Blue Hawaii Pepsi. I saw a blog about this--apparently they are being sold on ebay for $8 a bottle! It's a limited edition Pepsi that is only available in Japan. So Josh and I tried it. Blech--horrible! It managed to taste nothing like Pepsi and like a disgusting fruit punch with cheap alcohol in it--even though it's non-alcoholic. Don't waste your money on this, unless you are a huge Elvis fan and want it for your collection .

Ah, Beer Pretz, my nemisis. I love these so much that I have been known to eat four boxes in a single day. They are like pretzels without the salt and these are spicy chicken flavored. They aren't spicy and they don't taste like chicken--but they sure are terrific. I only saw one box at the store today, so I'm really nervous that they are a special edition and their time is over...I hope that's not the case!

Josh and I went out in Tskuji for sushi. Tskuji is the most famous area in Japan for sushi because of it's giant fish market--the largest in the world. This place had huge fish tanks of fish that they would fish out and butcher--super super fresh. I was a little nervous because I think sushi restaurants can be really intimidating (even in the US) but this one seemed fairly easy going.

This sushi was fairly good but the mayo type spread on the bottom--truly bizarre.

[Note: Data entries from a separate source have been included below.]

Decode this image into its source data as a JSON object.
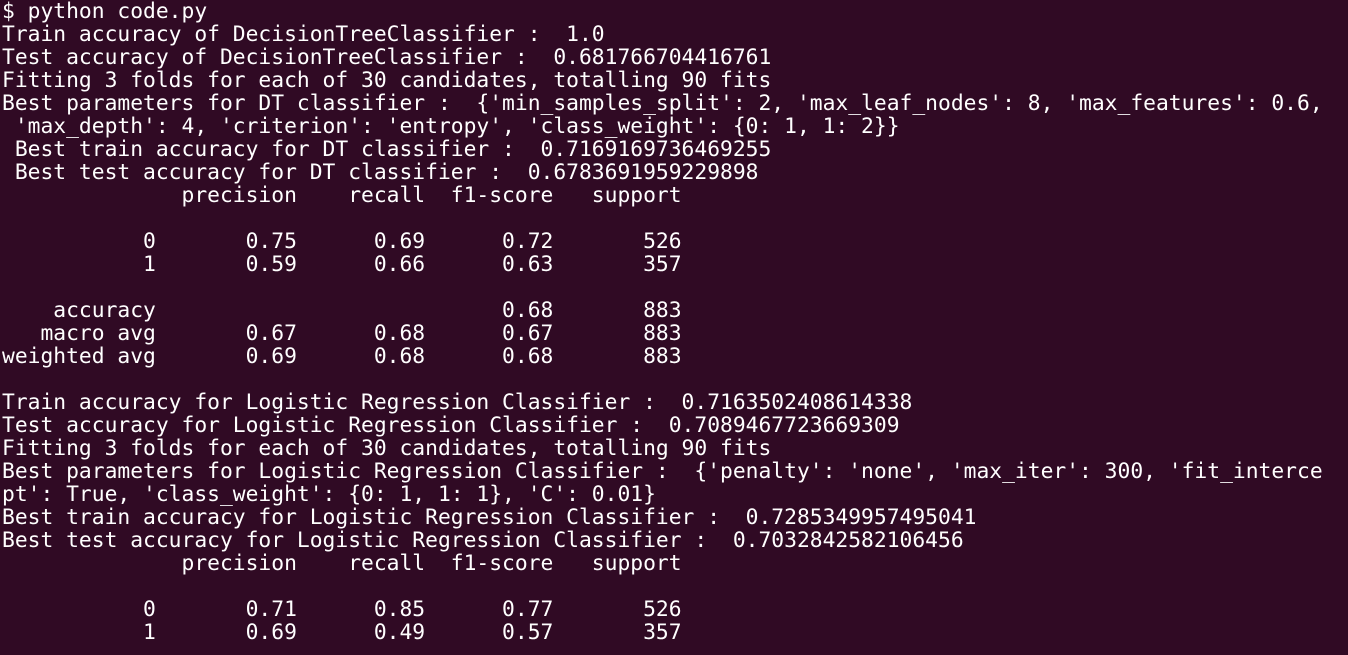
{
  "terminal": {
    "lines": [
      "$ python code.py",
      "Train accuracy of DecisionTreeClassifier :  1.0",
      "Test accuracy of DecisionTreeClassifier :  0.681766704416761",
      "Fitting 3 folds for each of 30 candidates, totalling 90 fits",
      "Best parameters for DT classifier :  {'min_samples_split': 2, 'max_leaf_nodes': 8, 'max_features': 0.6,",
      " 'max_depth': 4, 'criterion': 'entropy', 'class_weight': {0: 1, 1: 2}}",
      " Best train accuracy for DT classifier :  0.7169169736469255",
      " Best test accuracy for DT classifier :  0.6783691959229898",
      "              precision    recall  f1-score   support",
      "",
      "           0       0.75      0.69      0.72       526",
      "           1       0.59      0.66      0.63       357",
      "",
      "    accuracy                           0.68       883",
      "   macro avg       0.67      0.68      0.67       883",
      "weighted avg       0.69      0.68      0.68       883",
      "",
      "Train accuracy for Logistic Regression Classifier :  0.7163502408614338",
      "Test accuracy for Logistic Regression Classifier :  0.7089467723669309",
      "Fitting 3 folds for each of 30 candidates, totalling 90 fits",
      "Best parameters for Logistic Regression Classifier :  {'penalty': 'none', 'max_iter': 300, 'fit_interce",
      "pt': True, 'class_weight': {0: 1, 1: 1}, 'C': 0.01}",
      "Best train accuracy for Logistic Regression Classifier :  0.7285349957495041",
      "Best test accuracy for Logistic Regression Classifier :  0.7032842582106456",
      "              precision    recall  f1-score   support",
      "",
      "           0       0.71      0.85      0.77       526",
      "           1       0.69      0.49      0.57       357"
    ]
  }
}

Half of these were fatty tuna, the other half spicy. The spicy were delicious but they weren't kidding--super spicy! Yum!

More tasty sushi. On the top left, sea urchin, which looks utterly disgusting, but Josh says wasn't too bad.

I told Josh that people would be impressed by him if he ate horse too--so he did. I present to you: horse sushi, lightly toasted:

Josh's beloved...ramen. I swear that is an entire pigs worth of pork around the outside.

There were a lot of food-related things that I was waiting to try until Josh got here and could try them too. Some of them were just things I wasn't excited at all about eating and wanted Josh here to enjoy (suffer) through too.

Food from old blogs that I have now eaten, but not blogged about, yet:

All of the kit-kats!

So Josh and I had a little tasting buffet of all of the KitKats I've collected:

Little ball KitKats--
Mango--not very good, but they did taste like mango on the outside. But cloyingly sweet.
Banana--like all other fake banana treats. They tasted a LOT like Laffy Taffy but crunchy.
Cherry--the most disgusting flavor you could ever imagine in a KitKat. It's like you took you took a ball of KitKat and soaked it in cough syrup for a while. They even SMELL like cough syrup.

Little bars--
Strawberry--not too bad although I wouldn't go out of my way for it. They taste like really cheap chocolate covered strawberries

Full size KitKats
Azuki (red bean)--not as disgusting as it could be. The thing that made it gross was the white chocolate, we couldn't even taste the red beans (a blessing, I'm sure)
Strawberry and blueberry--the fake strawberry totally overwhelmed the blueberry, which I didn't even taste. And the "strawberry" tasted EXACTLY like Nesquick. I wasn't a huge fan of that flavor when I was five, and I'm not now, either.

  • Roast Turkey Pringles --These Pringles taste totally differant from the ones in the US--they DO have a roast turkey taste, believe it or not, but they aren't salty or crunchy enough.
  • Strawberry Cheetos--Not as bad as I expected! They don't have any cheese flavor on them and the strawberry is pretty satisfying --and so is the crunch. Actually, they are fairly addictive--too bad they aren't on the shelves anymore!
  • Ritz crackers, cheese, and salami--Horrible. I LOVE Ritz crackers but these were bland--they needed more salt. The salami and cheese were really weird too--and not in a good way.
  • Chestnuts--Horrifying. I don't know if these WERE chestnuts or not but whatever they were--icky.

Food from old blogs that I haven't eaten yet:
  • Green tea in giant carton--totally forgot about it again
  • Caramel Corn stuff
  • Mysterious product with child
  • All Apple thingies
  • Cake soda
  • Coconut pudding
  • Panda heads on pikes
  • Apple jelly
  • Blueberry pocky
  • Cesear Salad Pringles